Ethics Opinion No. 191
Adopted September 11, 1957
The Central Committee of the Oklahoma Bar Association has submitted to its Legal Ethics Committee the following inquiry:
A metropolitan newspaper in Oklahoma has announced a special and enlarged issue of its paper in recognition of the State’s semicentennial. It has invited a large number of Oklahoma citizens, including lawyers, to participate by furnishing their photographs, together with biographical information. The invitation recites that the charge made to the individuals accepting will cover the cost of space and photoengraving. The charge is said to be under the customary charge for comparable advertising space, but is substantially more than a mere subscription price for the special edition.
May a member of the bar with propriety thus cause or permit his photograph and biographical sketch to be published under such circumstances?
In our opinion a lawyer may not with propriety contract and pay for such publicity. Notwithstanding, the designation given to it, we are of the opinion that it constitutes a form of advertising prohibited by the applicable Canon of Ethics and by previous official opinions of the State Bar Association.
Canon No. 27 reads in part:
“It is unprofessional to solicit professional employment by circulars, advertisements, through touters or by personal communications or interviews not warranted by personal relations. Indirect advertisements for professional employment such as furnishing or inspiring newspaper comments, or procuring his photograph to be published in connection with causes in which the lawyer has been or is engaged or concerning the manner of their conduct, the magnitude of the interest involved, the importance of the lawyer’s position, and all other like self-laudation, offend the traditions and lower the tone of our profession and are reprehensible; but the customary use of simple professional cards is not improper.”
Opinion No. 15, dated January 22, 1932, and Opinion No. 92, dated September 27, 1935, involved facts apparently identical with those of the present inquiry. In each instance the participation by members of the bar was specifically censured as a violation of Rule 27, and in each instance the following extract from Opinion No. 43 of the Committee on Professional Ethics and Grievances of the American Bar Association was quoted with approval:
“A photograph of a lawyer, accompanied by a statement of his name, address and vocation is not a professional card and its publication, if paid for by the lawyer, either directly or indirectly, becomes a solicitation of business by advertising which must be condemned as a violation of Canon 27. The attention of the public is drawn in an unusual manner to the lawyer in connection with his profession. One of the features which distinguished an advertisement from news or literary article is the fact that its publication is paid for by one receiving the benefit of the publicity and the amount of the payment or what particular item of cost the payment is supposed to cover are immaterial.”
As long as Canon 27 remains in effect, our opinion cannot be otherwise. While it is regrettable that in this instance the legal profession may be unrepresented in the special edition, if an exception were made, the abuses that would inevitably result are quite apparent.

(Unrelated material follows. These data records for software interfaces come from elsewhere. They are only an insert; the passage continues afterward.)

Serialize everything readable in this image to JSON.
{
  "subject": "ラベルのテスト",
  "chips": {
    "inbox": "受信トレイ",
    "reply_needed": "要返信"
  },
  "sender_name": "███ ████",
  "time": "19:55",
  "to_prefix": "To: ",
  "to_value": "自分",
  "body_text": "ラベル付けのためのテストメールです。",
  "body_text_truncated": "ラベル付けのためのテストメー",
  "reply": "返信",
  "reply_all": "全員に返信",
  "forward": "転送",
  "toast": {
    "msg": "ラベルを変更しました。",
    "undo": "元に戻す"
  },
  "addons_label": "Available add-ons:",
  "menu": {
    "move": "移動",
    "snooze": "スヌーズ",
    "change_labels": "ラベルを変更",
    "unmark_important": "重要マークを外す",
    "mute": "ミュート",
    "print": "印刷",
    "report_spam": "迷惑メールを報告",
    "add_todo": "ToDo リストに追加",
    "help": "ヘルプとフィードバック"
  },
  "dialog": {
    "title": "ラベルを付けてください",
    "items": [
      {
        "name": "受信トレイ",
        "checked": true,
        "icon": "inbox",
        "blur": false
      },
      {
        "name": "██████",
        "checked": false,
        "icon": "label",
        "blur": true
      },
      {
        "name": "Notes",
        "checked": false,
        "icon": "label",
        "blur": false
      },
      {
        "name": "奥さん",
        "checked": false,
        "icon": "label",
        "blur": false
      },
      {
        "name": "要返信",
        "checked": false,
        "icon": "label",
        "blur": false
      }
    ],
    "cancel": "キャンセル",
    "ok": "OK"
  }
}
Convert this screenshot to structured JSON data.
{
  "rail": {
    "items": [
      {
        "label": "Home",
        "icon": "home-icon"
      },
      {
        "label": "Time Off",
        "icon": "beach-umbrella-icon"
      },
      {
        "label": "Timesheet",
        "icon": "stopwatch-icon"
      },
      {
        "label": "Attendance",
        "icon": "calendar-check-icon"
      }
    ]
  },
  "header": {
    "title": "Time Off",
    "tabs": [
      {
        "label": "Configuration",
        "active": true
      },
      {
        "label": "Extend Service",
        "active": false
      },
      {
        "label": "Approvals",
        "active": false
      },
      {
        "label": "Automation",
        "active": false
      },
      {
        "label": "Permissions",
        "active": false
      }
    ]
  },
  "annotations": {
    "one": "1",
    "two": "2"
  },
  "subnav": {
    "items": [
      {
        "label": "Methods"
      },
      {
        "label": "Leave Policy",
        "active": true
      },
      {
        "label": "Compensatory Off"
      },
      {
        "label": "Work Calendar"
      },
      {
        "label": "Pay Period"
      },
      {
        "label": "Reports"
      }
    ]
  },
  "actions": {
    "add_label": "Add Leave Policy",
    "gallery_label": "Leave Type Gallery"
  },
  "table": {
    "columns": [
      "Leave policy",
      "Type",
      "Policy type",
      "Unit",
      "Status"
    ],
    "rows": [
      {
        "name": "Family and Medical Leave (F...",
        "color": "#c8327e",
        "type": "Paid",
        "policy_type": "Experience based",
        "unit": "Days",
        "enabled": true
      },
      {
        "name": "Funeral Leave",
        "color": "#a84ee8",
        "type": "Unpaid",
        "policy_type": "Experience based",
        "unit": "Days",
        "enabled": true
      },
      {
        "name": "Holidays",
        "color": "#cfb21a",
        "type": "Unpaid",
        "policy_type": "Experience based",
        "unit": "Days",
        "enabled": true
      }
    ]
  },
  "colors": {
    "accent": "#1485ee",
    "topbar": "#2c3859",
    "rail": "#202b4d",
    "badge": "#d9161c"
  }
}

In Advisory Opinion No. 150, dated October 20, 1950, the query reads as follows:
“Is it a breach of professional ethics for a lawyer to pay for or contribute to the cost of a photograph for publication or of the publication of his photograph, with or without biographical data, but with identification of the subject of the photograph as a lawyer?”
And the Answer reads as follows:
“A photograph of a lawyer, with or without accompanying biographical data, but accompanied by a statement of his name and vocation, is not a professional card, and therefore its making and publication, if paid for by the lawyer, in whole or in part, either directly or indirectly, becomes a solicitation of business by advertising which must be condemned as violative of the Canons of Professional Ethics. By the means referred to the attention of the public is drawn in an unusual manner to the activities of the subject of the photograph and directly in connection with his profession. An advertisement of this type is to be distinguished from news or literary article, and one of the principal distinguishing characteristics is the payment by the lawyer, in whole or in part, for the publication or of the cost of the photograph or plate. See opinions Nos. 15 and 92, State Bar of Oklahoma; Opinion No. 43, American Bar Association.”
We also refer to Opinion No. 187 of this Committee, adopted by the Oklahoma Bar Association on July 8, 1957, in which the general question of the publication of photographs of lawyers was discussed in some detail. We adhere to the views therein expressed. They coincide with this opinion.